The 24-year-old musician - who shot to fame after featuring on Chase & Status' track 'All Goes Wrong' two years ago - released his acclaimed debut album 'Lighting Matches' last year, and he's already completed his much-anticipated follow-up, which he has teased will be out next year.
Speaking exclusively to BANG Showbiz, Tom said: "It's amazing mate, I've written it now, so I'm ready to rumble, I'm ready to get it out.
"I'm gonna hit the ground running in 2020 and hopefully that'll be my breakthrough year!"
And the 'Something in the Water' singer admitted it's been difficult sitting on the new tracks.
He said: "It's been so hard, to know that there's really good songs in the bank - but patience is key, man.
"I'm usually like a dog with a bone, I want want want, and I want it now.
"But good things come when patience has been sat on."
Tom recently revealed love and heartbreak are strong themes for his new music but the popular singer/songwriter says his aim as a songwriter is to help others.

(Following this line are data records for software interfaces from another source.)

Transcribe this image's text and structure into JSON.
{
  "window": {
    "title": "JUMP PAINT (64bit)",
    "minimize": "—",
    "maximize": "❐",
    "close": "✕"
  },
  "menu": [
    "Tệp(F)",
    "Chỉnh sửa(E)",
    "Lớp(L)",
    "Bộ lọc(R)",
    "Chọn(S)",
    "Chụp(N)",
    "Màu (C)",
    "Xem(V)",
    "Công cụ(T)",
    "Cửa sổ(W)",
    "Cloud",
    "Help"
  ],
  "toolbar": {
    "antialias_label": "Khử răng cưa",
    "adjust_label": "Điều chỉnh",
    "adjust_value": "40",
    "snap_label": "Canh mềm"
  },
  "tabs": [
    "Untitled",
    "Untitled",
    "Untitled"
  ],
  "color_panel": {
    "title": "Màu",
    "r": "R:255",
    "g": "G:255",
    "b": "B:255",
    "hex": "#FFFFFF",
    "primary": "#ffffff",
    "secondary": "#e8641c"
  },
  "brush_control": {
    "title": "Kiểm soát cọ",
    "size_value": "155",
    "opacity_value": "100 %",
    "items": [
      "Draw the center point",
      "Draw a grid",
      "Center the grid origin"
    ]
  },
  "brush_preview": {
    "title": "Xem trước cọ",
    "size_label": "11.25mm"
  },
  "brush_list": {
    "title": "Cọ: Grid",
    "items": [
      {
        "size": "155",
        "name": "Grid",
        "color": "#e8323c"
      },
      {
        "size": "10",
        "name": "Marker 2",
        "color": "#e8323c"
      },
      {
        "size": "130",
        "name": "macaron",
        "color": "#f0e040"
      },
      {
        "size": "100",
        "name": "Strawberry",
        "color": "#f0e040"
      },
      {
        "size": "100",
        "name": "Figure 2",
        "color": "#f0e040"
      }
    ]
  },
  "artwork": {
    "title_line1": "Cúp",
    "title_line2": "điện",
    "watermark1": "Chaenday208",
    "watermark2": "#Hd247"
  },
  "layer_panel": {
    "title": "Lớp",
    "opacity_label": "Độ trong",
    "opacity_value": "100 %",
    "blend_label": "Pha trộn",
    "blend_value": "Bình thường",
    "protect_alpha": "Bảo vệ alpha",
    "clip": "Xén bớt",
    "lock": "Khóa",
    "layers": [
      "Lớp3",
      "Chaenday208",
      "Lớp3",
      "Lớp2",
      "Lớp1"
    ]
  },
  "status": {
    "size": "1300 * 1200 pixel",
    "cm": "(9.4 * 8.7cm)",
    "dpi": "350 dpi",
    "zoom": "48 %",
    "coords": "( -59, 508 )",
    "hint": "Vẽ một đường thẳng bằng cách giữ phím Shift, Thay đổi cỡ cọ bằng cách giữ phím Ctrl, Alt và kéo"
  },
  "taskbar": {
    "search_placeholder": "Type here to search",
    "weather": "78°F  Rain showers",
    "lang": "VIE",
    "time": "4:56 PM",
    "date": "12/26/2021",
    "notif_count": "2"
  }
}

He explained: "It's important, that's how people get to know you and really believe what you're saying... I want people to actually relate to the story, and it can help them... It's nice, to be able to put your story out in the world. If you help someone, bonus! That's it! And if it inspires people to try and do it as well, then 100% man!"
Tom busked for the National Lottery 25th anniversary in Coventry city centre on Monday (21.10.19), and has worked with organisations who have received National Lottery funding and can see first-hand the impact it has.
As a winner of the Lotto funded BBC Music Introducing Award, Tom has praised them for helping young artists like himself get their music noticed.
The Bedford-born vocalist said: "The National Lottery are celebrating their 25th birthday, and how much money they give to support the arts.
"It's billions and billions of pounds and it's just so important to the UK. Celebrating kids and adults breaking in, giving people the chance to let their creativity out."
The National Lottery has raised £2.2 billion for the performing arts since the first draw in 1994.